WASHINGTON (Reuters) - A bipartisan group of almost 80 U.S. lawmakers urged regulators on Monday not to end the ban on making mobile phone calls on commercial airline flights.
The lawmakers' letter highlighted concerns that a proposed Federal Communications Commission rule that would allow the use of mobile broadband technology on flights raised critical safety and security issues.
The letter was sent to the heads of the Department of Transportation, the Department of Homeland Security, the Department of Justice and the FCC, and urged a comprehensive review of policy across jurisdictional lines.
"Passengers making voice calls during flight could impact the ability of crew members - flight attendants and pilots - to perform their jobs, keep passengers safe and the cabin environment calm," said the letter from 77 members of the House of Representatives.
The lawmakers' action came at a time when instances of "aisle rage" have been rising on often cramped, crowded flights.

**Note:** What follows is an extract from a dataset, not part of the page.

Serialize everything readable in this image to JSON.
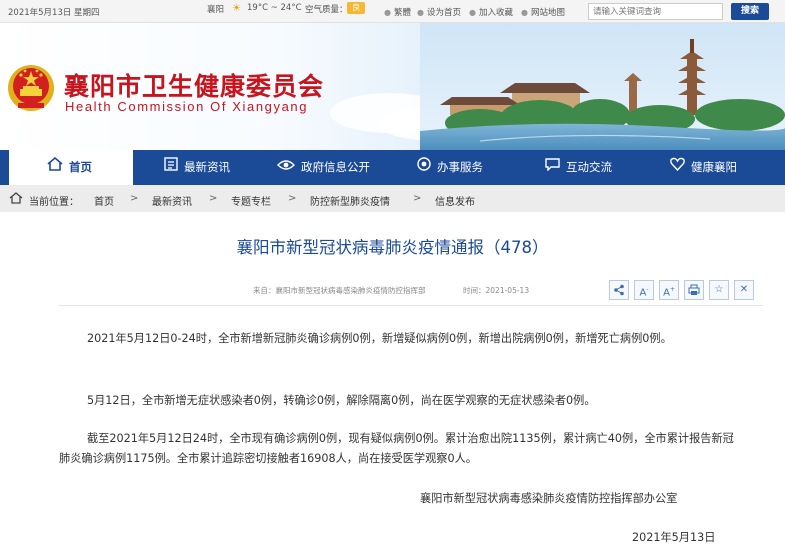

On Sept 1 an argument over leg room and a reclined seat forced a Delta Air Lines flight to make an unscheduled landing, the third such incident in about a week.
Unfettered cellphone calls in a confined space are seen as another potential spark for passenger anger, and one that FCC Chairman Tom Wheeler has acknowledged.
"I get it. I don’t want the person in the seat next to me yapping at 35,000 feet any more than anyone else," Wheeler said last year when announcing a review of FCC policy on connecting to wireless services onboard aircraft.
Instigating the lawmakers' letter were Representatives David McKinley, Republican of West Virginia, and Dan Lipinski, Democrat of Illinois.
Flight attendants, long critical of the concept of in-flight cellphone calls, applauded the move.
"In far too many operational scenarios, mobile broadband use could be far worse than a mere nuisance: it could have catastrophic effects on aviation safety and security," said Sara Nelson, international president of the Association of Flight Attendants-CWA.
The union represents nearly 60,000 flight attendants across 19 carriers.
The FCC has been reviewing its policy since December. It could face opposition from the DOT, which has said it might specifically ban cellphone calls if the broadband policy is relaxed.
Besides issues within the passenger cabin, concerns continue that wireless technology can cause radio interference, could be used to tamper with flight controls, or could be "used to hide or trigger on-board explosives," the lawmakers said.
(Reporting by Ros Krasny; editing by Andrew Hay)